Feeling happy or content with your life doesn’t necessarily mean that your health will increase or that you’ll live longer, according to new research.
A new study in The Lancet followed one million middle-aged women over the course of 10 years and found that happiness does not actually lead to better health, according to The New York Times.
In other words, researchers learned that happiness did not directly affect mortality rates in the study.
The study’s author, Professor Richard Peto, and his research team explored the subject due to widespread belief that stress and unhappiness can lead to a decline in health. Peto called the results “good news for the grumpy” and those with a not-so-positive outlook, who are often said to bring sickness on themselves.
“Believing things that aren’t true isn’t a good idea,” Dr. Peto said in an interview, according to The Times. “There are enough scare stories about health.”
The study followed one million women between the ages of 50 and 69 and asked them questions about control, relaxation, stress and happiness. They also asked for their levels of blood pressure, asthma, depression, diabetes or anxiety.
The researchers included some questions about happiness “because it’s something a lot of people were interested in,” Peto said.
The findings suggest that stress levels and unhappiness were not linked to an increased risk of death for women, according to CBS; it’s not clear if the results apply to men.
Peto said that particularly important data came from 500,000 women who reported on their baseline surveys that they were in good health (no history of cancer, heart disease, emphysema or stroke). A “substantial minority” of the healthy women said they were unhappy or stressed, but over the next 10 years, they were no more likely to die than the women who were generally happy.
“This finding refutes the large effects of unhappiness and stress on mortality that others have claimed,” Dr. Peto said to The Times.
However, experts still say that though unhappiness might not directly affect health, it can cause harm in other ways such as alcoholism, suicide and increase risk of dangerous behavior. Experts add that the statistics are based on self-assessments and that the data is hard to tackle since emotion is more difficult than fact.

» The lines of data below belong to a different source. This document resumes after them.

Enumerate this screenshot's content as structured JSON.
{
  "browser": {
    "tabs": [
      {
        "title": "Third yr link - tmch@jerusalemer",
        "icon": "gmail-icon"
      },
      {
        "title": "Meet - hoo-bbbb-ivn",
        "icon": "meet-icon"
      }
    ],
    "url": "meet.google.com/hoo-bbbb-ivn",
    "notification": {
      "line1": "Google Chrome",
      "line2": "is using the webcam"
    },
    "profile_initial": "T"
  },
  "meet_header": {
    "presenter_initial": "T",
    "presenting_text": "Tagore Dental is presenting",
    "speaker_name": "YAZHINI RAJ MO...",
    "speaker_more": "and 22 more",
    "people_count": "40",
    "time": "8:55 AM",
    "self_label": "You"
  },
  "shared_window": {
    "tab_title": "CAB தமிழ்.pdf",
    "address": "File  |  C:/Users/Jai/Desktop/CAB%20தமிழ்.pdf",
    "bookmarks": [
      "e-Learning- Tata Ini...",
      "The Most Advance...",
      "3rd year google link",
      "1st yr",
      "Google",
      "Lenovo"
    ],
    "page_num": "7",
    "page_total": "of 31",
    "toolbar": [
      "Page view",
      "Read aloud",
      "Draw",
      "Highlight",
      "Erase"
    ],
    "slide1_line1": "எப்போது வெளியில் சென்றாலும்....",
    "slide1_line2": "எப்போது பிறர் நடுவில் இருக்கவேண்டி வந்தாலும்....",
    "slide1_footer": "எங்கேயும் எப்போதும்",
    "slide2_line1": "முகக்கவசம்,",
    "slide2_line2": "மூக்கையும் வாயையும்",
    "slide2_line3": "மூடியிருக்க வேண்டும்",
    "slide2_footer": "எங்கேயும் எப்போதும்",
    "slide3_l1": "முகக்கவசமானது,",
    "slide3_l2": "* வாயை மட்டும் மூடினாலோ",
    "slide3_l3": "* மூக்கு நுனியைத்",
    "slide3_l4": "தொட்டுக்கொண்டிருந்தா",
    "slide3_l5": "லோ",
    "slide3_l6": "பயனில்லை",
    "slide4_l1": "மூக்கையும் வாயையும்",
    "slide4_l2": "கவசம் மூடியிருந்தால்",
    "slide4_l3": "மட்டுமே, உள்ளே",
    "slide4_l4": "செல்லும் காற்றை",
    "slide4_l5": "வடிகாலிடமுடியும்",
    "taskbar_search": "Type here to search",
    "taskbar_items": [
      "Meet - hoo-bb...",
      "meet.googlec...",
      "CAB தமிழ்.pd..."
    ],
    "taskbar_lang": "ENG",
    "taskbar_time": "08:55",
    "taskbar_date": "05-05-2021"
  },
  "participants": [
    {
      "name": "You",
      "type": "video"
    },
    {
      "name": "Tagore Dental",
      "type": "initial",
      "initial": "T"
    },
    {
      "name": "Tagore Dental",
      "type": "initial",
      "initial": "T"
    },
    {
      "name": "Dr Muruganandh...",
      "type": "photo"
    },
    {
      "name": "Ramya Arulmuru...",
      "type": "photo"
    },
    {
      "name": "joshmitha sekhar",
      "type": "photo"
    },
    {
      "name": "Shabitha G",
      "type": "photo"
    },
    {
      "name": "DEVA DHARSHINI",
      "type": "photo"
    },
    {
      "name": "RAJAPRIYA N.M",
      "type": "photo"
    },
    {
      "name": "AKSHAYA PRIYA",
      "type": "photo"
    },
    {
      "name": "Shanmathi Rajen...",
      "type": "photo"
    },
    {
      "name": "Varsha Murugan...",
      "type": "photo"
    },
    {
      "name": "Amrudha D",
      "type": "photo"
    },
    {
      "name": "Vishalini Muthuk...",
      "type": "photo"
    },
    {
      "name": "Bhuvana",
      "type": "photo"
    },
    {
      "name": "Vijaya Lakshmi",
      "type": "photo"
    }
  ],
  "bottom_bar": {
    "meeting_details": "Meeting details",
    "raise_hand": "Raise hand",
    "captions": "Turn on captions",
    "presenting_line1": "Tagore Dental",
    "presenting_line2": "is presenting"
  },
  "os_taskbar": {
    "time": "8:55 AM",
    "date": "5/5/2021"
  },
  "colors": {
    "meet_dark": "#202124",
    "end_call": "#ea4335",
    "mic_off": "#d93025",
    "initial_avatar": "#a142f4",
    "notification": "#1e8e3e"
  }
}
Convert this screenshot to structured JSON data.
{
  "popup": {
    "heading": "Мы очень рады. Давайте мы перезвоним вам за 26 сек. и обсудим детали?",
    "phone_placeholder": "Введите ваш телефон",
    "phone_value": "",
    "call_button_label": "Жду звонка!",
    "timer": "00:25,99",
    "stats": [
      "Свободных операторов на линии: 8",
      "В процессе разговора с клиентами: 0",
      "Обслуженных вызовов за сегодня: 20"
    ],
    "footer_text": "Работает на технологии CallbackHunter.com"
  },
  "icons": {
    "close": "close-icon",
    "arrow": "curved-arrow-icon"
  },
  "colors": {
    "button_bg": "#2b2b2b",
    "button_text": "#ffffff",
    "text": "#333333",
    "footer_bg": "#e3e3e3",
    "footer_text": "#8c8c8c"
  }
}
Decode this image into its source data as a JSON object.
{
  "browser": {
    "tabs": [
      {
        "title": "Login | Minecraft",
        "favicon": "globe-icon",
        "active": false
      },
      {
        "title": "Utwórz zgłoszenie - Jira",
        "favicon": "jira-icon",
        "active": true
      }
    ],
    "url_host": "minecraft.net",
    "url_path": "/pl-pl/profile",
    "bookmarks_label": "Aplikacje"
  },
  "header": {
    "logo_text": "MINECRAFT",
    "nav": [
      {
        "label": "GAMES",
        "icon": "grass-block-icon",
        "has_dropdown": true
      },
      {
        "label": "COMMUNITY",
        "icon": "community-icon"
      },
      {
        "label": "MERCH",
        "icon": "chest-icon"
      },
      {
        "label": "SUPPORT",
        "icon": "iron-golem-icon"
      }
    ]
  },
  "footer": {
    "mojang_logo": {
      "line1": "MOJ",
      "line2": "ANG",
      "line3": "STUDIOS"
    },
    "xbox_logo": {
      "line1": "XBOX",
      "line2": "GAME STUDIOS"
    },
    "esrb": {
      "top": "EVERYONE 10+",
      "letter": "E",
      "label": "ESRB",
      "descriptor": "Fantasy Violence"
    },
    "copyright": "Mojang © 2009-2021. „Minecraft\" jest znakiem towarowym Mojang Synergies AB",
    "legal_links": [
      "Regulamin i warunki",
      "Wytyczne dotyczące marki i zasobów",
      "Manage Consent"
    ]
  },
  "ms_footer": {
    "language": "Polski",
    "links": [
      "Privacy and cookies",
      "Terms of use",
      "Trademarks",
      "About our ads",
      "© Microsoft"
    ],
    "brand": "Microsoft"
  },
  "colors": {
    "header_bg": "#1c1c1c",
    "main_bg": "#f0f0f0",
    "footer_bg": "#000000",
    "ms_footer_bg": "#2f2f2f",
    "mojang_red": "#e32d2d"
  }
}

“I would have liked to see more discussion of how people translate these complicated feelings into a self-report of happiness,” said Baruch Fischhoff, a psychologist at Carnegie Mellon University who studies decision-making. “Think about everything that’s going on in your life and tell me how happy you are. Happiness is a squishy measure.”
The results of previous studies haven’t been consistent, with some concluding that unhappiness causes illness and other showing zero connection, Fischoff said. “It looks to me like people have collected a lot of data without finding a clear signal,” he added. “So if there is some correlation out there, it’s not very big.”
Authors of the study hope that the findings will encourage people to rethink the common conceptions about unhappiness and adverse health, but they admit more research needs to be done.
An editorial that went along with the study in The Lancet noted that it contained “the largest population so far in happiness studies.”
Peto doesn’t think that the study will change very many minds because the beliefs about the connection between unhappiness and decreased health are so engrained.
“People are still going to believe that stress causes heart attacks,” he said.